Weekly Roundup for September 23, 2016
Michael J. Keegan
FAA looks to take over commercial space traffic control. The Federal Aviation Administration is making the case that it and not the military should police commercial space traffic, and Congress is helping the flight agency take the first step.
New schedule for military EHR rollout is imminent. The Department of Defense will decide on a new schedule for the rollout of its new, commercial electronic health record product in the next seven to 10 days, according to a spokesperson.The new health record system, dubbed MHS Genesis, was scheduled to have an initial operating capability in the Pacific Northwest by Dec. 31, 2016, to comport with the date set in the 2013 National Defense Authorization Act.
Innovation in government can come from anywhere. Steve Kelman sees potential in a public-domain piano experiment.
DOD launches new tech hub in Austin. The DOD is opening a new Defense Innovation Unit Experimental office in Austin, Texas, while Congress debates legislation that could defund DIUx.
IRS commissioner tells lawmakers impeachment would be ‘improper’. IRS Commissioner John Koskinen took responsibility for his decisions and actions during a congressional investigation into the agency’s involvement in targeting of political groups. But he said impeachment would not be appropriate.

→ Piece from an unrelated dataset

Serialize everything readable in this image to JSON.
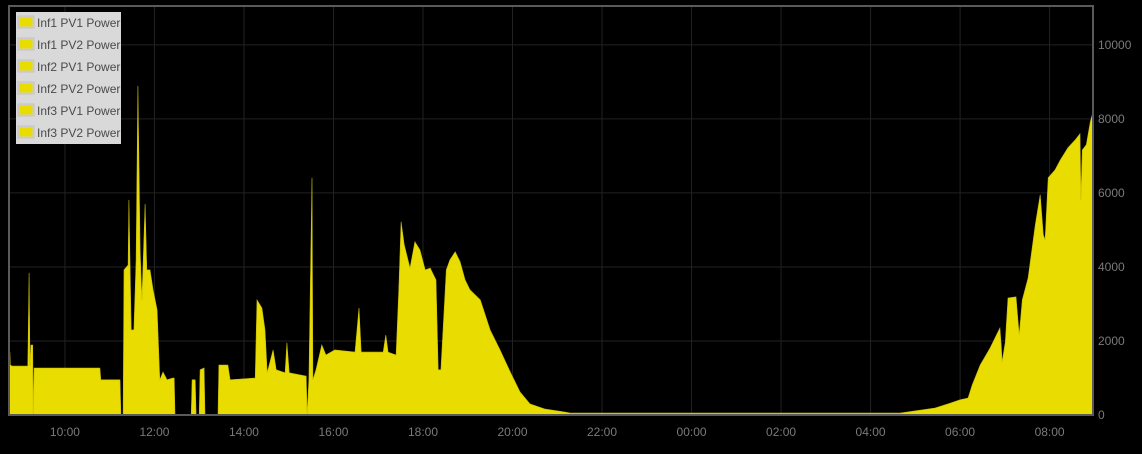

Tiered Evidence Grants. The Government Accountability Office released a new reportthat asks: Are federal grants rewarding results? Their report examines “A new policy tool called "tiered evidence grantmaking" allows federal agencies to award smaller amounts of grant funding to test promising ideas, and larger amounts to replicate practices with strong evidence of success. To help support innovation and reward results, agencies collect information on how health care, education, and social service projects are performing throughout the life of their grants.”
Data and Analytics Innovation. GAO sponsored a forum on innovation using data and analytics innovation (DAI): “participants suggested that efforts to help realize the promise of DAI opportunities would be directed toward improving data access, assessing the validity of new data and models, creating a welcoming DAI ecosystem, and more generally, raising awareness of DAI’s potential among both policymakers and the general public.”
Expanding Open Government. Meritalk writes: “The White House released a progress report on its third Open Government National Action Plan (NAP) and added new commitments to the plan. For example, increasing access to Internet connectivity and releasing a Responsible Business Conduct National Action Plan, which promotes responsible business practices by U.S. companies operating abroad. . . . U.S. leaders met with the Open Government Partnership (OGP) and civil society organizations at the United Nations on Tuesday to announce these new goals.”
Legacy Monkeys. Federal News Radio reports: “Federal chief information officers are cautiously optimistic about the Office of Management and Budget’s IT Modernization Fund proposal. . . .About 33 percent of those CIOs and deputy CIOs who responded to Federal News Radio’s exclusive 2016 survey say the $3.1 billion revolving fund would make some difference in moving agencies off legacy IT systems.”
Cure for Budget Woes? Government Executive reports: “Congress’ frustrating budget stalemates and addiction to end-of-session continuing resolutions could be eliminated under a new set of reform proposals detailed on Monday by Sen. Mike Enzi, R-Wyo., chairman of the Budget Committee.”
Digital Maturity. Federal News Radio reports: “Agencies have generally been slow or hesitant to transform themselves into fully functioning digital service operations, according to a recent series of reports on the topic from public and private sector organizations. . . . Six out of 25 agencies have set up agreements with the Office of Management and Budget to establish digital service teams, the Government Accountability Office said. Two more agencies, the Small Business Administration and Education Department, are expected to set up teams with the U.S. Digital Service by the end of the fiscal year.”
Ready to Launch. Federal News Radio reports: “In less than two weeks, the Office of Personnel Management is expected to launch the new background investigation service to help fix the mess created by a series of incidents ranging from a lack of contractor oversight to the massive data breach affecting 21.5 million current and former federal employees. . . . Officials promise the National Background Investigations Bureau (NBIB) will be a much different organization than its predecessor, the Federal Investigative Services.”
Employee Engagement Survey Results: Encouraging. Government Executivereports: “Federal employees are marginally more engaged in and satisfied with their jobs this year than last, according to a new governmentwide survey measuring the workforce’s attitudes on morale, management and compensation. This marks the second consecutive year the numbers ticked up.”
* * * * *
The Business of Government Radio Show: Anne Rung, Administrator, Office of Federal Procurement Policy (OFPP), Office of Management and Budget. Why is federal acquisition so complex? What is category management? How is the federal government driving innovation in acquisition? What is being done to strengthen government-industry relationships? Join host Michael J. Keegan as he explores these questions and more with Anne Rung, Administrator, Office of Federal Procurement Policy (OFPP), Office of Management and Budget. Here’s a sneak peek!
Broadcast Schedule: The show airs Monday at 11 a.m., and Friday at 1 p.m. on Federal News Radio 1500AM WFED